Exercise requirements
Your response should consist of the entries below, reproduced exactly and without their images.

*** Opening Records provided ***

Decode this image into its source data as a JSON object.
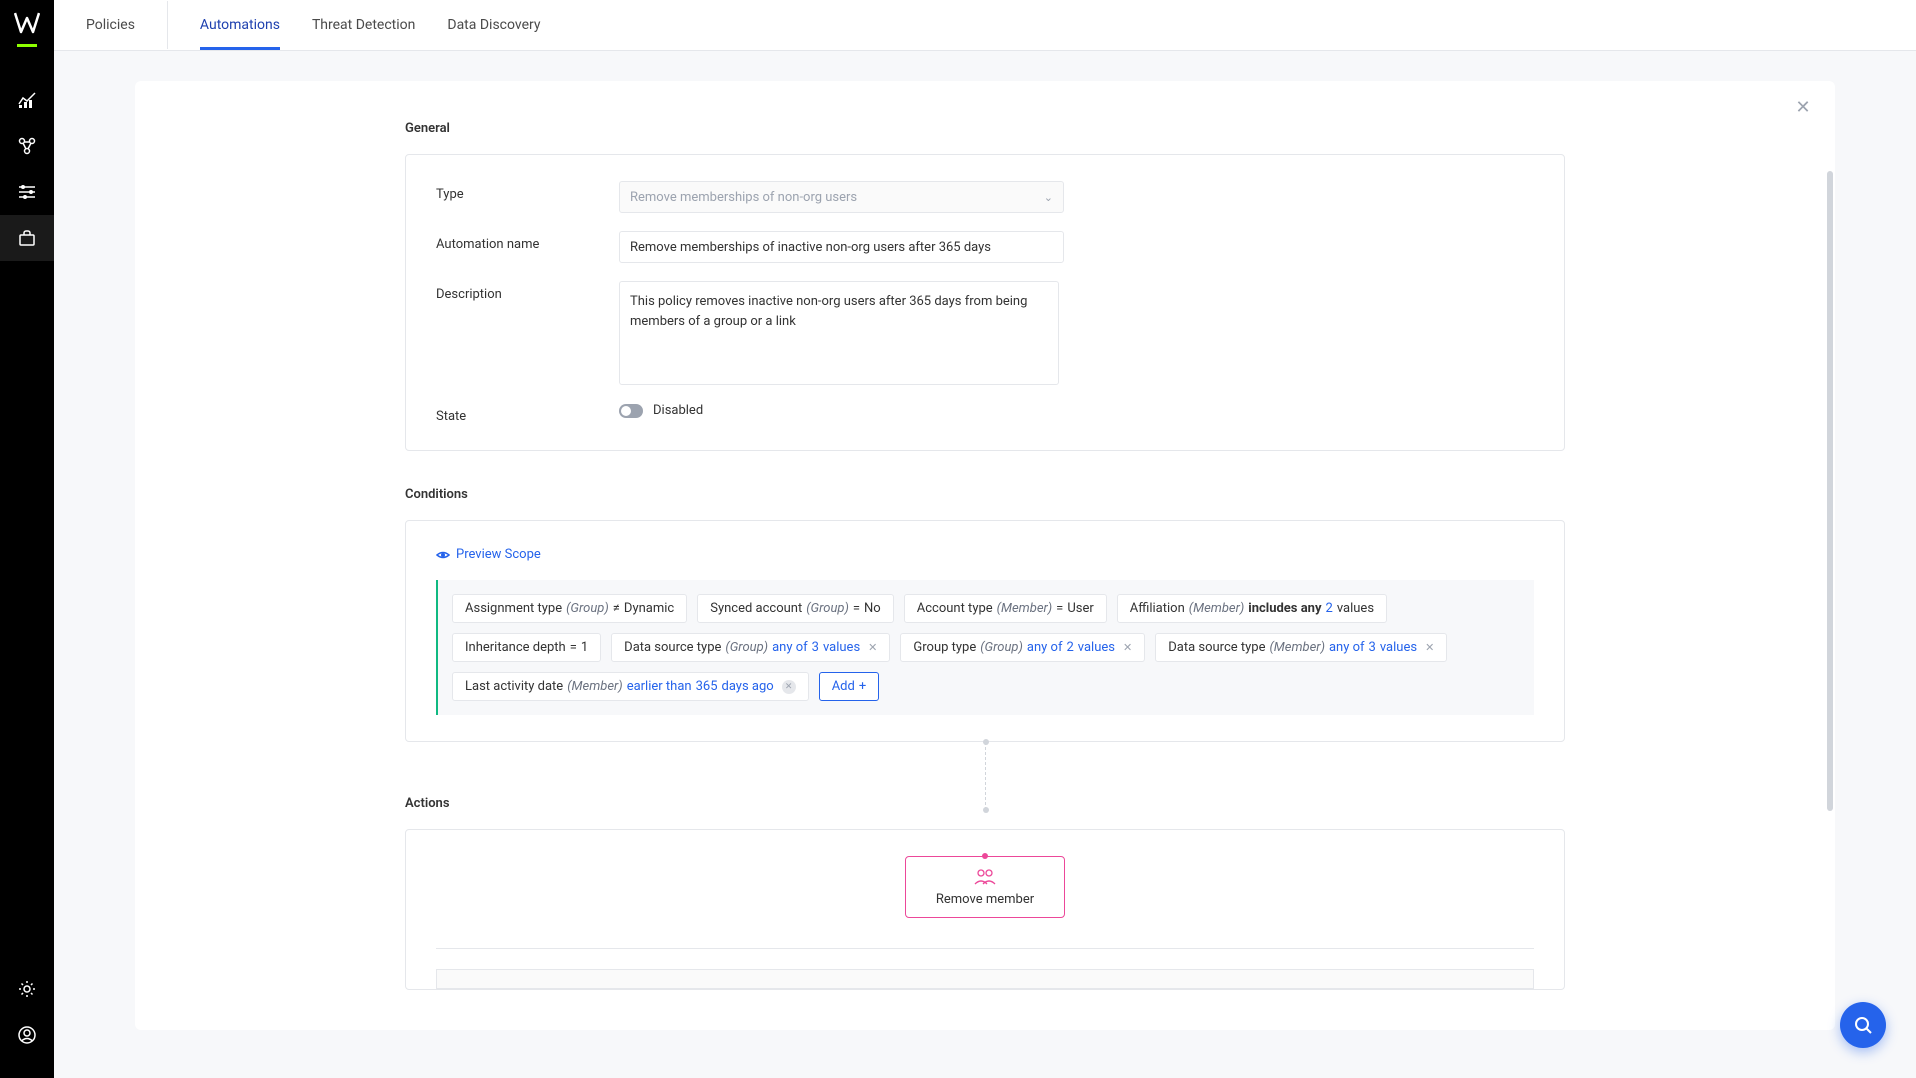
{
  "nav": {
    "policies": "Policies",
    "automations": "Automations",
    "threat_detection": "Threat Detection",
    "data_discovery": "Data Discovery"
  },
  "sections": {
    "general": "General",
    "conditions": "Conditions",
    "actions": "Actions"
  },
  "general": {
    "type_label": "Type",
    "type_value": "Remove memberships of non-org users",
    "name_label": "Automation name",
    "name_value": "Remove memberships of inactive non-org users after 365 days",
    "description_label": "Description",
    "description_value": "This policy removes inactive non-org users after 365 days from being members of a group or a link",
    "state_label": "State",
    "state_value": "Disabled"
  },
  "conditions": {
    "preview_scope": "Preview Scope",
    "chips": [
      {
        "field": "Assignment type",
        "scope": "(Group)",
        "op": "≠",
        "val": "Dynamic",
        "removable": false
      },
      {
        "field": "Synced account",
        "scope": "(Group)",
        "op": "=",
        "val": "No",
        "removable": false
      },
      {
        "field": "Account type",
        "scope": "(Member)",
        "op": "=",
        "val": "User",
        "removable": false
      },
      {
        "field": "Affiliation",
        "scope": "(Member)",
        "op_text": "includes any",
        "count": "2",
        "tail": "values",
        "removable": false
      },
      {
        "field": "Inheritance depth",
        "scope": "",
        "op": "=",
        "val": "1",
        "removable": false
      },
      {
        "field": "Data source type",
        "scope": "(Group)",
        "link_pre": "any of",
        "count": "3",
        "tail": "values",
        "removable": true
      },
      {
        "field": "Group type",
        "scope": "(Group)",
        "link_pre": "any of",
        "count": "2",
        "tail": "values",
        "removable": true
      },
      {
        "field": "Data source type",
        "scope": "(Member)",
        "link_pre": "any of",
        "count": "3",
        "tail": "values",
        "removable": true
      },
      {
        "field": "Last activity date",
        "scope": "(Member)",
        "link_pre": "earlier than",
        "count": "365",
        "tail": "days ago",
        "removable": true,
        "warn": true
      }
    ],
    "add_label": "Add"
  },
  "action": {
    "label": "Remove member"
  }
}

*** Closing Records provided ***

Response to this task
Decode this image into its source data as a JSON object.
{
  "nav": {
    "policies": "Policies",
    "automations": "Automations",
    "threat_detection": "Threat Detection",
    "data_discovery": "Data Discovery"
  },
  "sections": {
    "general": "General",
    "conditions": "Conditions",
    "actions": "Actions"
  },
  "general": {
    "type_label": "Type",
    "type_value": "Remove memberships of non-org users",
    "name_label": "Automation name",
    "name_value": "Remove memberships of inactive non-org users after 365 days",
    "description_label": "Description",
    "description_value": "This policy removes inactive non-org users after 365 days from being members of a group or a link",
    "state_label": "State",
    "state_value": "Disabled"
  },
  "conditions": {
    "preview_scope": "Preview Scope",
    "chips": [
      {
        "field": "Assignment type",
        "scope": "(Group)",
        "op": "≠",
        "val": "Dynamic",
        "removable": false
      },
      {
        "field": "Synced account",
        "scope": "(Group)",
        "op": "=",
        "val": "No",
        "removable": false
      },
      {
        "field": "Account type",
        "scope": "(Member)",
        "op": "=",
        "val": "User",
        "removable": false
      },
      {
        "field": "Affiliation",
        "scope": "(Member)",
        "op_text": "includes any",
        "count": "2",
        "tail": "values",
        "removable": false
      },
      {
        "field": "Inheritance depth",
        "scope": "",
        "op": "=",
        "val": "1",
        "removable": false
      },
      {
        "field": "Data source type",
        "scope": "(Group)",
        "link_pre": "any of",
        "count": "3",
        "tail": "values",
        "removable": true
      },
      {
        "field": "Group type",
        "scope": "(Group)",
        "link_pre": "any of",
        "count": "2",
        "tail": "values",
        "removable": true
      },
      {
        "field": "Data source type",
        "scope": "(Member)",
        "link_pre": "any of",
        "count": "3",
        "tail": "values",
        "removable": true
      },
      {
        "field": "Last activity date",
        "scope": "(Member)",
        "link_pre": "earlier than",
        "count": "365",
        "tail": "days ago",
        "removable": true,
        "warn": true
      }
    ],
    "add_label": "Add"
  },
  "action": {
    "label": "Remove member"
  }
}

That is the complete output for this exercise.